We have taken to calling them Salon Sundays. These are the Sunday afternoon events that include the Writing for Social Change reading series and special events like the launch of Joy Kogawa: Essays on Her Work which took place on November 20th. Edited by Sheena Wilson and published by Guernica Press, the collection of essays is written by scholars for the most part, but includes a wonderful piece by Ann-Marie Metten which documents the community effort that saved Kogawa House from demolition.
This is first-hand cultural history as it is rarely written, describing how quirks of fate, and pie-in-the-sky determination sometimes get unlikely things to happen. It’s the story of an idea taking hold, moving a network of people to raise the funds to buy the house, but also unleashing the energy to turn the aging Vancouver Special in something that is truly special — Kogawa House. Ann-Marie who lives around the corner was an early supporter and now executive director.
As I travel around the neighbourhood, I have conversations with people about the House. At the TD Canada Trust on the corner and the Marpole Public Library down the street I put up posters and chat to the tellers and librarians. Many know the House is there but have not been to any of the events. Ann-Marie comes up with an idea — well, actually an easel which makes an excellent bulletin board with a few adaptations: a thick plastic sleeve to protect the posters from the rain, and a couple of industrial strength clips to secure it. This contraption we set up on the sidewalk under the cedar tree.
At first I worried it would be stolen. Then I started checking in on it every so often just to see who might have stopped to look. That led to more serendipitous conversations. And the odd knock at the front door, and a request for a visit.
The best day for meeting neighbours, and my absolute favourite duty as writer -in-residence, was Hallowe’en. Ann-Marie arrived on the doorstep around 5pm with a little pumpkin, candle inside, sporting a vicious smile. She even supplied the bag full of candy. I expected some trick-or-treaters would know about the House, or the ailing cherry tree in the back lane. But I discovered most of them did! “Yes, Naomi’s Tree lives here.” Older ones knew about Obasan.

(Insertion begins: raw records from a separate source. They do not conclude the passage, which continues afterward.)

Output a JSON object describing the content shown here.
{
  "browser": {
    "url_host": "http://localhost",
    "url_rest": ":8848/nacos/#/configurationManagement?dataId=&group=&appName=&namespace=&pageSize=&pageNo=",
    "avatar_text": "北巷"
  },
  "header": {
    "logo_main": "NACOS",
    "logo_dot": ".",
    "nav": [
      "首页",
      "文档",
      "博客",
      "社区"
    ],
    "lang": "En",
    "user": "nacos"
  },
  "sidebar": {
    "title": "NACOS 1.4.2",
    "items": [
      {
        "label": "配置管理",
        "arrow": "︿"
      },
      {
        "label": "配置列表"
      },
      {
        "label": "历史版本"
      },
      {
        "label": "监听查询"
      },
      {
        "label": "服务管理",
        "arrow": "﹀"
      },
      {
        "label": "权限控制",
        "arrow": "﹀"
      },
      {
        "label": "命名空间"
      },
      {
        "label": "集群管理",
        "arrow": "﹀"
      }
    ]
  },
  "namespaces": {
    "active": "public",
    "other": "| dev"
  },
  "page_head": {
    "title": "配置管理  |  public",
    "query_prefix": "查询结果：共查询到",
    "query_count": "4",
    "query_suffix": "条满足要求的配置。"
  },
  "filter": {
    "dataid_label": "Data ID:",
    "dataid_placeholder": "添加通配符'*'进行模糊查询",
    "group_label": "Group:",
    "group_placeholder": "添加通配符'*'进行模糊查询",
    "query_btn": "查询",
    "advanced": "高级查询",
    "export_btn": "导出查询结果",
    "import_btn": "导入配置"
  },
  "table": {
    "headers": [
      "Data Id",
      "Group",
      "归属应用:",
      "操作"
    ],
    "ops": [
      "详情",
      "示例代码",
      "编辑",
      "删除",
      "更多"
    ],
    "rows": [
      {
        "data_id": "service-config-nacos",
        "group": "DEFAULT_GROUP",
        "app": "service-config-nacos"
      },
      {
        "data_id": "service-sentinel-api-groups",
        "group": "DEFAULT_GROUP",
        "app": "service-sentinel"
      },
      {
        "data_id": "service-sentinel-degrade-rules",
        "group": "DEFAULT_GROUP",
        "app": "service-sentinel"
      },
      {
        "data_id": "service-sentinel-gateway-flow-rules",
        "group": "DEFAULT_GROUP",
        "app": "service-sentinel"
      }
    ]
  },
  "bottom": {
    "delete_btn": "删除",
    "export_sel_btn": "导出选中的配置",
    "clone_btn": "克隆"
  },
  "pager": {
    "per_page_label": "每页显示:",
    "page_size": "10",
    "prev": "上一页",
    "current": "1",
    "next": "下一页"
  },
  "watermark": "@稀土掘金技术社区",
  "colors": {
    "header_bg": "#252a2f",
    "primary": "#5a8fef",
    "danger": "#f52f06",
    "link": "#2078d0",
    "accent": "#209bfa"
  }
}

And the cherry tree? Last Spring, volunteers orchestrated a yarn bombing, and with the help of the Fire Department’s hook and ladder truck affixed its branches with an array of permanent woollen blossoms. The tree seems to be improving, and it’s now in bloom year round.